App and web page records:
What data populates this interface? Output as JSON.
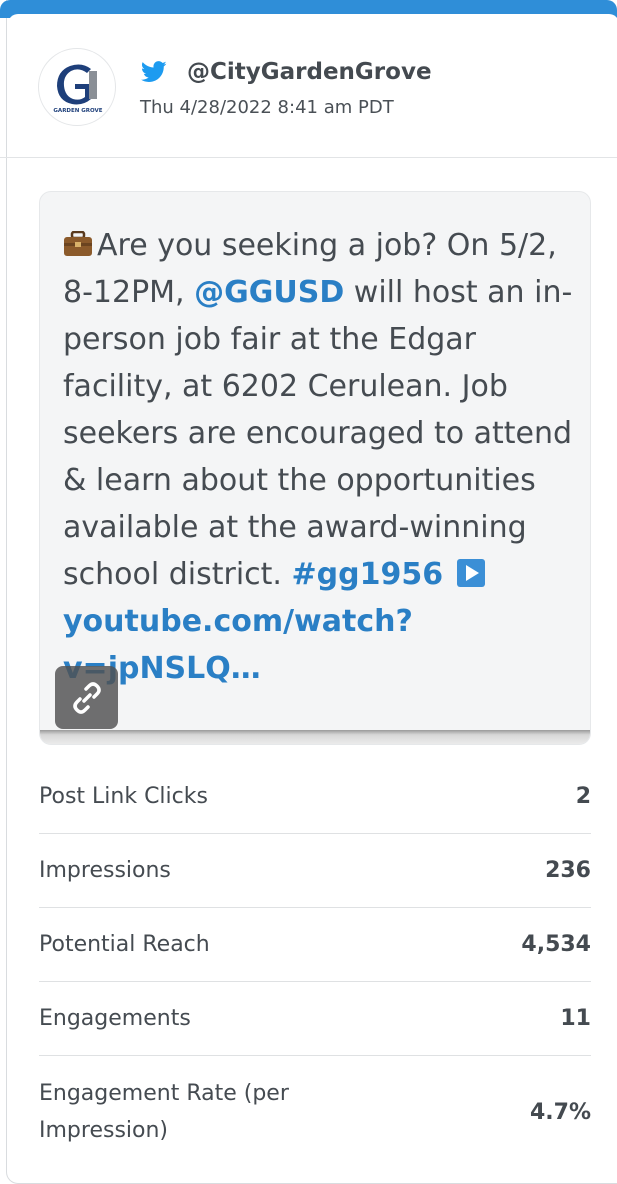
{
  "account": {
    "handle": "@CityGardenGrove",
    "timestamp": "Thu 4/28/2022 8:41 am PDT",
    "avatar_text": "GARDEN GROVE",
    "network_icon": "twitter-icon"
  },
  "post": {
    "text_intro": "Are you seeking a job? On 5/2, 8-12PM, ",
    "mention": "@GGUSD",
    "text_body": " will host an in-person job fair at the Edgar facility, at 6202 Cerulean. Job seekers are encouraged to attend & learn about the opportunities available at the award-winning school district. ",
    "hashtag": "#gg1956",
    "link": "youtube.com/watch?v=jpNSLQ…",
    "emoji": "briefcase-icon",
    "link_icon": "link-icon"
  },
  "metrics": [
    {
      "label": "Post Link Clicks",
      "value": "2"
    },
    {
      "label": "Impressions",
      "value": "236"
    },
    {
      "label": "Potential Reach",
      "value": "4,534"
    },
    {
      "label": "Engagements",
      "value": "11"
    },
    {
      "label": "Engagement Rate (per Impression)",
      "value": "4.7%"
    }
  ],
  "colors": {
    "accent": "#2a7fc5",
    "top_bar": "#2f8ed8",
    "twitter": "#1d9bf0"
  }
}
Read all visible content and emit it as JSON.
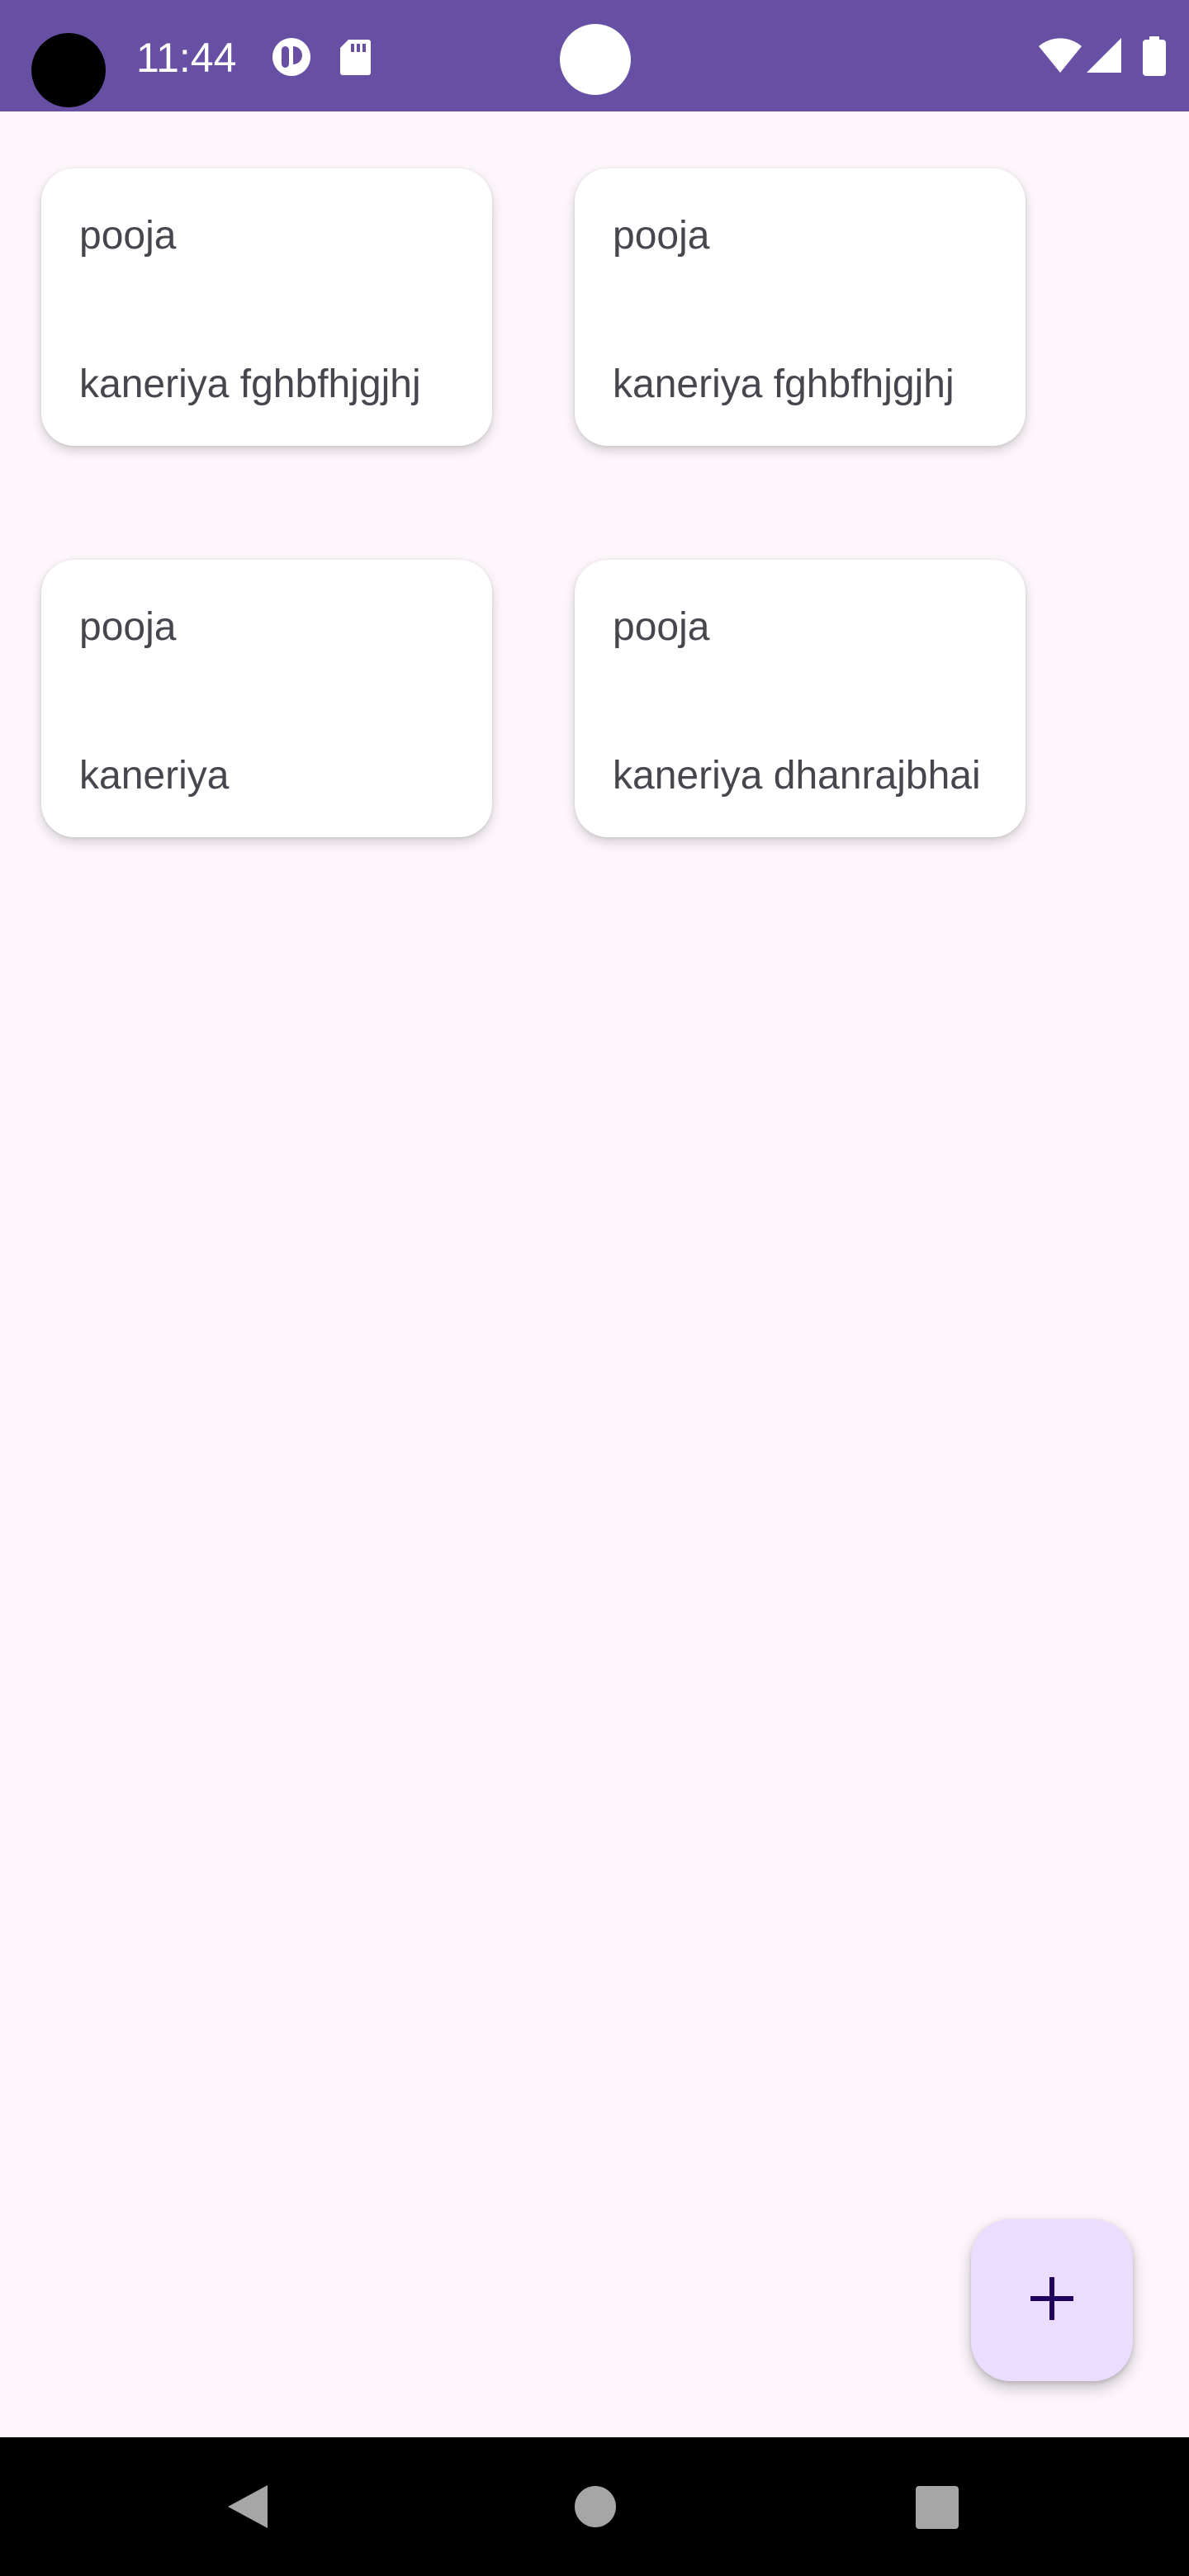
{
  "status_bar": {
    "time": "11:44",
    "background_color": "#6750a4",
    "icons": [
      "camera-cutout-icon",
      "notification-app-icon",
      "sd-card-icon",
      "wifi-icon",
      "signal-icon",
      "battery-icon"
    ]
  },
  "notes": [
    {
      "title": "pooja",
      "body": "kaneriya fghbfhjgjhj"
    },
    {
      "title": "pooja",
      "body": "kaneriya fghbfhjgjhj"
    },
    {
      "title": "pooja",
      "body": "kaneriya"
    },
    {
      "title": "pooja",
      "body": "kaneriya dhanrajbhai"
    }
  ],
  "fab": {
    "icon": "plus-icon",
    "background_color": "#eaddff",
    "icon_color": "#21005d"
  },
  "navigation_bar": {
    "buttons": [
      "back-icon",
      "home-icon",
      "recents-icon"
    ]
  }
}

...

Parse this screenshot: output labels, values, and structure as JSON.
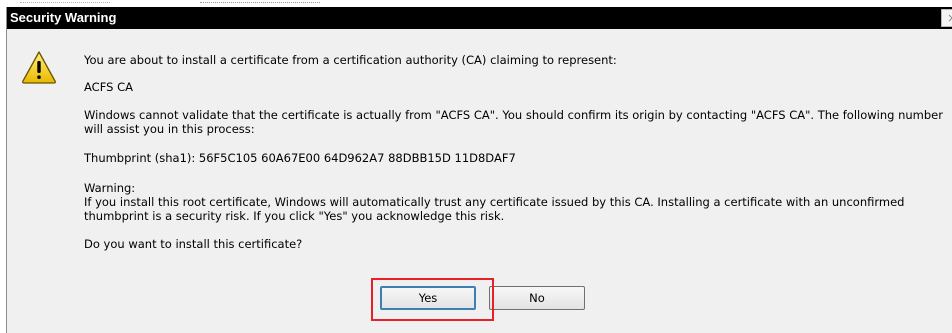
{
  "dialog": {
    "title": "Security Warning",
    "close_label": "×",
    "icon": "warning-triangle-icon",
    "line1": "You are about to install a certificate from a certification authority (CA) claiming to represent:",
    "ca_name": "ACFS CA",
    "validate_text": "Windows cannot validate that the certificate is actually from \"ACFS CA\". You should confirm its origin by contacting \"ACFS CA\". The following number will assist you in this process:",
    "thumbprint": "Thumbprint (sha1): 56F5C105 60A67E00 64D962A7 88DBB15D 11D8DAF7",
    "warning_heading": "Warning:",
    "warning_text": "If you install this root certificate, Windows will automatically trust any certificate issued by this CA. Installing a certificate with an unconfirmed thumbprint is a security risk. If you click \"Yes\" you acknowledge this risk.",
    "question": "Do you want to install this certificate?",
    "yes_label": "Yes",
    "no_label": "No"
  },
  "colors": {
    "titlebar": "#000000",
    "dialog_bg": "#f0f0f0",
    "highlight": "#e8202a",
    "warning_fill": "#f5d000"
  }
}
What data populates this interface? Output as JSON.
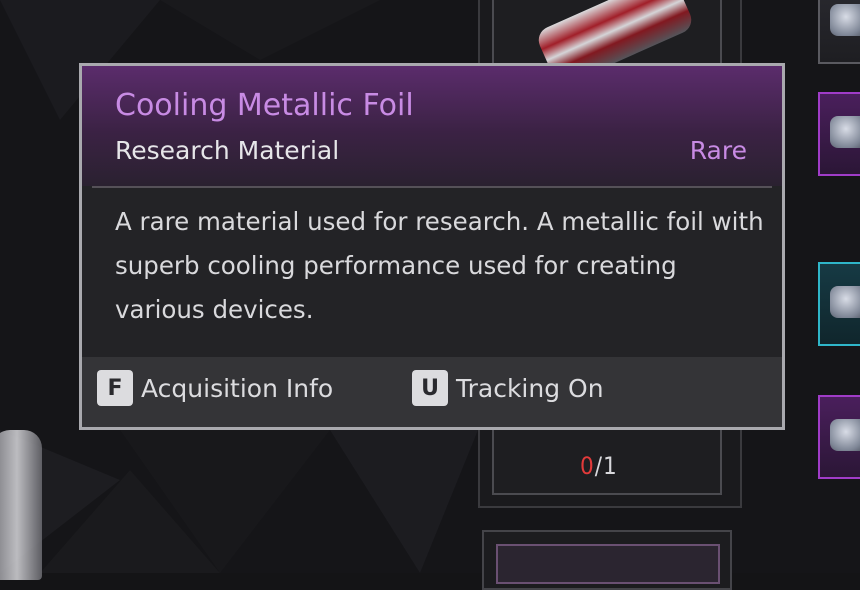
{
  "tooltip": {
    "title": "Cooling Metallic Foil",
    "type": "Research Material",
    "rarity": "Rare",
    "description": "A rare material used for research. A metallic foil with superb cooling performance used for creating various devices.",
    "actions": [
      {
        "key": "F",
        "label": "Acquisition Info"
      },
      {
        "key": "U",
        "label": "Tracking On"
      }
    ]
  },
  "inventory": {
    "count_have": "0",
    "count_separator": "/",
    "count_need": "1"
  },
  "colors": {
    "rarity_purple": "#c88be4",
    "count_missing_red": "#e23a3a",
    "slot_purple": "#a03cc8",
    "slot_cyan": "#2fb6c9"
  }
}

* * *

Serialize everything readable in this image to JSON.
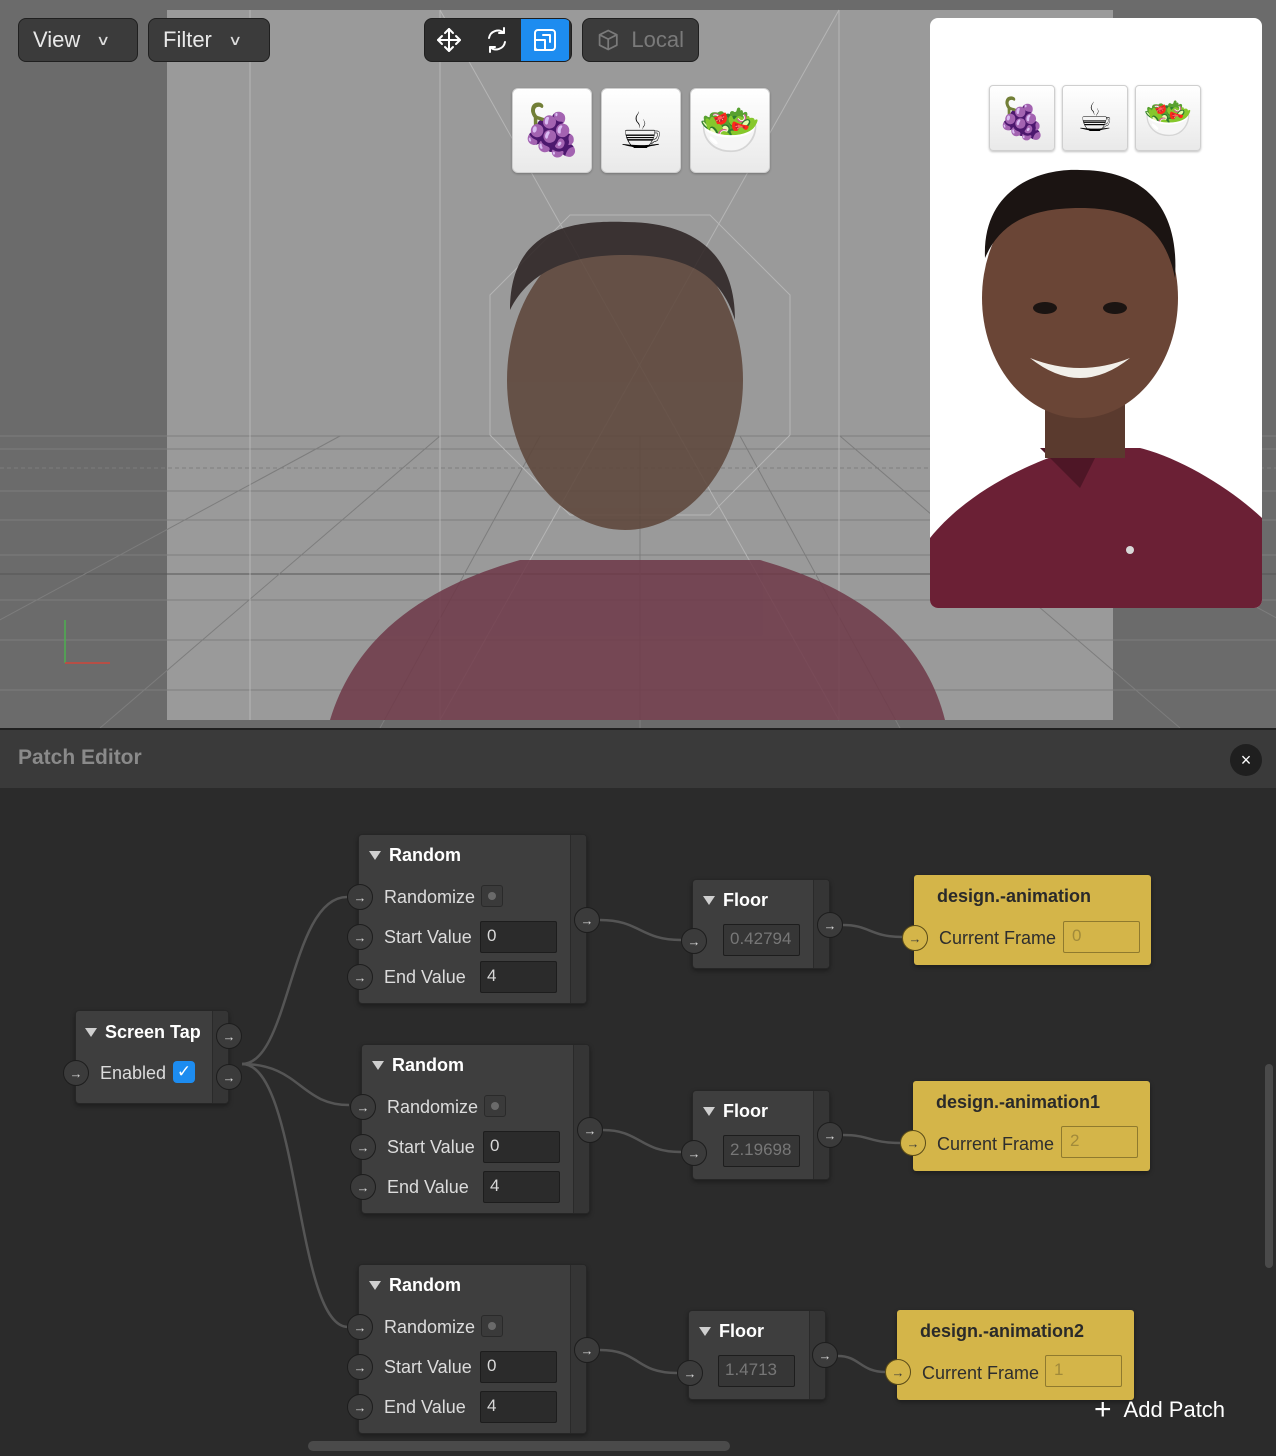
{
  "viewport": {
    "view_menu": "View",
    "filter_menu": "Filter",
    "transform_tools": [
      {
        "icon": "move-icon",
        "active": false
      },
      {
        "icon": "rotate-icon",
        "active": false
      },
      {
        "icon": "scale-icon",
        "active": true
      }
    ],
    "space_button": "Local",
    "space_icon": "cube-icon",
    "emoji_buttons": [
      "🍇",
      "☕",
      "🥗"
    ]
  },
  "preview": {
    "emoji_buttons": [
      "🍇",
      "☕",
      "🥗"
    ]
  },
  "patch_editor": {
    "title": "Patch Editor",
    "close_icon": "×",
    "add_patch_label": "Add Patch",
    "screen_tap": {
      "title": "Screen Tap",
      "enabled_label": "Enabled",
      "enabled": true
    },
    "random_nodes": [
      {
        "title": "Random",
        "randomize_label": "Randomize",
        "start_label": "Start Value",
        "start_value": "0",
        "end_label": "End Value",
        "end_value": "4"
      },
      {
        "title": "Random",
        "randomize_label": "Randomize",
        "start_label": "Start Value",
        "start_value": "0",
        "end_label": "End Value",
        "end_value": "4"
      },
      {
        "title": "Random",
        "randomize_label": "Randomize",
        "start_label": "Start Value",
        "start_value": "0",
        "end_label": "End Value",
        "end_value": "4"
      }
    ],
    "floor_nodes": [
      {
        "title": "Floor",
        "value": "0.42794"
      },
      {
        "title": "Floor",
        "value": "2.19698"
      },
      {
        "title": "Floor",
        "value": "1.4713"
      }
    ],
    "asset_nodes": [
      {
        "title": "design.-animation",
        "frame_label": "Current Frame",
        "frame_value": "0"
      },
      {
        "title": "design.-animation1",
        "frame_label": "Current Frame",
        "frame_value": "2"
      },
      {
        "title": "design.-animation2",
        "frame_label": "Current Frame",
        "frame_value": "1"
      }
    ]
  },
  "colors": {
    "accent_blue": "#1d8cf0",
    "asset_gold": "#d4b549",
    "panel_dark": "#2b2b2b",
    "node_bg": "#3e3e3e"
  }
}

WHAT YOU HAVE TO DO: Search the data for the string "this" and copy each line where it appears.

EXERCISE RESPONSE:
What data populates this interface? Output as JSON.
Parse this screenshot: output labels, values, and structure as JSON.
    "validate_text": "Windows cannot validate that the certificate is actually from \"ACFS CA\". You should confirm its origin by contacting \"ACFS CA\". The following number will assist you in this process:",
    "warning_text": "If you install this root certificate, Windows will automatically trust any certificate issued by this CA. Installing a certificate with an unconfirmed thumbprint is a security risk. If you click \"Yes\" you acknowledge this risk.",
    "question": "Do you want to install this certificate?",
What data populates this interface? Output as JSON.
Serialize everything readable in this image to JSON.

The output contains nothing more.